- [Directions for this task]: Return each line of the listing that contains the string "subtitle".
Data for this task: Begin
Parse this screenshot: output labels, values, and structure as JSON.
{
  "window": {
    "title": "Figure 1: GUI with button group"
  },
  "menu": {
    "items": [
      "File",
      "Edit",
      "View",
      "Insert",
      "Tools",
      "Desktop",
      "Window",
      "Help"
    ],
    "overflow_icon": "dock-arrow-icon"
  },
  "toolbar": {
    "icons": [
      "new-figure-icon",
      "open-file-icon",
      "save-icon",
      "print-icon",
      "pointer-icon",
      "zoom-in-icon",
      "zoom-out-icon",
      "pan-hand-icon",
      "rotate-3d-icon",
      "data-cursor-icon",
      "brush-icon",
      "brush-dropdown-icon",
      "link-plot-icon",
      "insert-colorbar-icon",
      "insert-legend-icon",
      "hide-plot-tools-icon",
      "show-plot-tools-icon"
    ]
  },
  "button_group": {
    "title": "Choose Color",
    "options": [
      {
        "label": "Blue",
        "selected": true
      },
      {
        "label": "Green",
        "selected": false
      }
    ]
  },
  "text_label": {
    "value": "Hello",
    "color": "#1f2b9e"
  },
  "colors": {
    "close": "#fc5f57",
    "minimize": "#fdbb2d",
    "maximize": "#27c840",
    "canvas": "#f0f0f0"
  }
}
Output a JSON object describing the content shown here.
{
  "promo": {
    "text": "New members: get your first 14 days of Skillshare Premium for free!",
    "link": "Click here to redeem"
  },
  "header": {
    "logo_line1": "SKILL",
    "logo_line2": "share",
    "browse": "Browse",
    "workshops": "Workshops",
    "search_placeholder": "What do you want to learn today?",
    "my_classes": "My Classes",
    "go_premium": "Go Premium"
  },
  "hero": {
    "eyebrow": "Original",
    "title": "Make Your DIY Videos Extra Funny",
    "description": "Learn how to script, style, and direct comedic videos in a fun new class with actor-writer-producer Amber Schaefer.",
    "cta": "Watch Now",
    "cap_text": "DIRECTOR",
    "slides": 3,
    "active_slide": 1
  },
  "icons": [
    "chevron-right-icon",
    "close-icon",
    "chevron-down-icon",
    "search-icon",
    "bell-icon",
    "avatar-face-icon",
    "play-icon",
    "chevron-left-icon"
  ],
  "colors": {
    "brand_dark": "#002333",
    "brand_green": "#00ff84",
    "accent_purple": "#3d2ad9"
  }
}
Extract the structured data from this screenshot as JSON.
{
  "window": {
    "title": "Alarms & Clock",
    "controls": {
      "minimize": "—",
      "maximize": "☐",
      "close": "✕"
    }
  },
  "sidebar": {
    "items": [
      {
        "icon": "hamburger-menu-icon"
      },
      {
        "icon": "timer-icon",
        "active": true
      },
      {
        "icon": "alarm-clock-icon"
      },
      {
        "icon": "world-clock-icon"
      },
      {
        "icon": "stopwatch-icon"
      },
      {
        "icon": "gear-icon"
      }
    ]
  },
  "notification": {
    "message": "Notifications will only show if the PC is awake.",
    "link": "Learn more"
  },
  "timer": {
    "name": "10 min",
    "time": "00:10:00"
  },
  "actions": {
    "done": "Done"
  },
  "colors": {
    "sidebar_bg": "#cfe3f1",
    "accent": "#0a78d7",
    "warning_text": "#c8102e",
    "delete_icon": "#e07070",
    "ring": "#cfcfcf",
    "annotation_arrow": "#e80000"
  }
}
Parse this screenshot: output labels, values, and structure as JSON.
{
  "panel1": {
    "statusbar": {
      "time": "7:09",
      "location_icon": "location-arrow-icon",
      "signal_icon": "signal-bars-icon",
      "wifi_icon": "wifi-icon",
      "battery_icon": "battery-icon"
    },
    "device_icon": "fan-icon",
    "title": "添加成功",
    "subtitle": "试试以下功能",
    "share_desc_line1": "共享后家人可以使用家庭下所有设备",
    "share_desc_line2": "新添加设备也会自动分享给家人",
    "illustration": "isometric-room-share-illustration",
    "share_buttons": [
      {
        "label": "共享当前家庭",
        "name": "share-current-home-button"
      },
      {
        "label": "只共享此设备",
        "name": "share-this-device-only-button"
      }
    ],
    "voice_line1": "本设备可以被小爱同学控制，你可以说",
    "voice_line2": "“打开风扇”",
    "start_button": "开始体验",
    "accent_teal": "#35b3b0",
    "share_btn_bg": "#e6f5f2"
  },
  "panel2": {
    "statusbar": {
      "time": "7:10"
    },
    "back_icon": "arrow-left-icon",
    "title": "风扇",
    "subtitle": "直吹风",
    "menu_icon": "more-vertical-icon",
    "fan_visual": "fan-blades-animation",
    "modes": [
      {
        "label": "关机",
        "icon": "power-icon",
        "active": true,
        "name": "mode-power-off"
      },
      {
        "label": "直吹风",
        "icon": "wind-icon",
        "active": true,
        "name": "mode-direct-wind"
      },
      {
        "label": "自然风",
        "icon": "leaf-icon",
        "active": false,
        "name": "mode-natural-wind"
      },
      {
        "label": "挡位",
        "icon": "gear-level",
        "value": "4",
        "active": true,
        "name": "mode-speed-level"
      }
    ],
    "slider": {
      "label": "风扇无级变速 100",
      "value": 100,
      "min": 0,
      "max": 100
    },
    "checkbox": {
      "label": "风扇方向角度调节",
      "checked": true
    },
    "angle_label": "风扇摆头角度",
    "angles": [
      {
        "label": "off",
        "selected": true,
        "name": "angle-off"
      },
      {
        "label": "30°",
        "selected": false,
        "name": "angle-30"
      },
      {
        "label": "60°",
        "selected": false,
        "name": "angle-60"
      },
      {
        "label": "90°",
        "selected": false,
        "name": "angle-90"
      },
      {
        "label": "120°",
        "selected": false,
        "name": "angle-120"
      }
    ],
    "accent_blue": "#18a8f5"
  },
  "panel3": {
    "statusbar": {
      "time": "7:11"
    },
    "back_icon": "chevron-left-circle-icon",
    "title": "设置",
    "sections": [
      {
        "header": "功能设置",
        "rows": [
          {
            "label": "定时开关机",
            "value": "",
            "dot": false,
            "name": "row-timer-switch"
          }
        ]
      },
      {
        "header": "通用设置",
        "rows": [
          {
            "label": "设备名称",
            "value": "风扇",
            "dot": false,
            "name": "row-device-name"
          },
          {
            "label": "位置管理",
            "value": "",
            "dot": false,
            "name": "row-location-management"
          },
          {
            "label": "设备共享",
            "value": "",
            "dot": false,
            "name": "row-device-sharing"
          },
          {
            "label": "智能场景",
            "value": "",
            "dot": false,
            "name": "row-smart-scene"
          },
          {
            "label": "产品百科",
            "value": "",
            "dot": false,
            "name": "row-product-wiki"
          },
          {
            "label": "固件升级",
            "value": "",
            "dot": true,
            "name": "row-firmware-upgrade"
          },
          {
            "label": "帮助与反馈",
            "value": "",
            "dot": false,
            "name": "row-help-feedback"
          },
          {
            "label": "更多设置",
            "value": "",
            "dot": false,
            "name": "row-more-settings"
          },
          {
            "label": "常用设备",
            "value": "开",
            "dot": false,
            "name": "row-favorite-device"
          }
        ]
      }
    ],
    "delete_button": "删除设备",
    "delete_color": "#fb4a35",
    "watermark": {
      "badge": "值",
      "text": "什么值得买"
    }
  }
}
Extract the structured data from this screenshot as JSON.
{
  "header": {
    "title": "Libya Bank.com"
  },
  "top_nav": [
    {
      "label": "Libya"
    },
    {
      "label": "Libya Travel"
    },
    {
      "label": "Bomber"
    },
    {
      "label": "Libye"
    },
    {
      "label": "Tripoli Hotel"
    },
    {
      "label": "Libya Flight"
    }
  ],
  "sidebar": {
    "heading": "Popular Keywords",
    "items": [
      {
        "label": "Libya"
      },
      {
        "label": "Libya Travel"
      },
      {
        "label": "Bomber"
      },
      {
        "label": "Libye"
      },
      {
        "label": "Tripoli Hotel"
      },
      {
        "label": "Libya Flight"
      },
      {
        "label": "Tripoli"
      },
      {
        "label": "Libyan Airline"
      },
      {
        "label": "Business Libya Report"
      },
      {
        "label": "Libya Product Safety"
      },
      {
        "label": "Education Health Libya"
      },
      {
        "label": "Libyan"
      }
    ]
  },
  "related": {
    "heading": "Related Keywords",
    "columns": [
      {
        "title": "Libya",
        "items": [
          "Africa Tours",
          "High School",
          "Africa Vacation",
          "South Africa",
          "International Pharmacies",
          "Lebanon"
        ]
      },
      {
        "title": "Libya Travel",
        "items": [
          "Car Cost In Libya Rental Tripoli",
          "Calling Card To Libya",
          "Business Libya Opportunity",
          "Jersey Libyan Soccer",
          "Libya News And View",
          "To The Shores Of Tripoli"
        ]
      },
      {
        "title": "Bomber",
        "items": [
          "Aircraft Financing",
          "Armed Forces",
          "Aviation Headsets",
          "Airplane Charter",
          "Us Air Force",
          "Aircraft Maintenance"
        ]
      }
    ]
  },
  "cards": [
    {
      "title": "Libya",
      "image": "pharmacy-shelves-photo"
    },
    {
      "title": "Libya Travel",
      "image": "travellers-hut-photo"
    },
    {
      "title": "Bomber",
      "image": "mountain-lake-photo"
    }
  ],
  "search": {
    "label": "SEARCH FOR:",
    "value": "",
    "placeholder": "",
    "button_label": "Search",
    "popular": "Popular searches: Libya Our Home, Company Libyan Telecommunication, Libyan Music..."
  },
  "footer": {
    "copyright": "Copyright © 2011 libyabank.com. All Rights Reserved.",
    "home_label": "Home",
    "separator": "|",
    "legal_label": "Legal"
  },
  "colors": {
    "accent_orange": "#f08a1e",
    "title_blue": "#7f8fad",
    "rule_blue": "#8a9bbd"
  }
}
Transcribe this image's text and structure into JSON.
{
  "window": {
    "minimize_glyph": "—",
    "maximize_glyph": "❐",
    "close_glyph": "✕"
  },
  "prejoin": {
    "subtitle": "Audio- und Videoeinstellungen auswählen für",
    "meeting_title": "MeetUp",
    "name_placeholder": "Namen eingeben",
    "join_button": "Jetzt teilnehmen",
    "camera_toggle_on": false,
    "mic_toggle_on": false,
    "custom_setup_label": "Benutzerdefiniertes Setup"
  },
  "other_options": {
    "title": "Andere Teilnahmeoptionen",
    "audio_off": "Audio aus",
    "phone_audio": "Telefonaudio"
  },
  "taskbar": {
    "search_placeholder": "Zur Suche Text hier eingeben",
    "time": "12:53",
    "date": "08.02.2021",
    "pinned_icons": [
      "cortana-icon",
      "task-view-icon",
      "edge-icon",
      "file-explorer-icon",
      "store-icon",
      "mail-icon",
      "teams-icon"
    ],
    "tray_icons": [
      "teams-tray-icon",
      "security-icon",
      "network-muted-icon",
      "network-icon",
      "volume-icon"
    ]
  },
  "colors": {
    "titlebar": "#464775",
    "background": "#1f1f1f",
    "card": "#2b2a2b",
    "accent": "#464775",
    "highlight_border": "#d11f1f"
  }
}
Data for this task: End
- [Your solution]:
    "subtitle": "试试以下功能",
    "subtitle": "直吹风",
    "subtitle": "Audio- und Videoeinstellungen auswählen für",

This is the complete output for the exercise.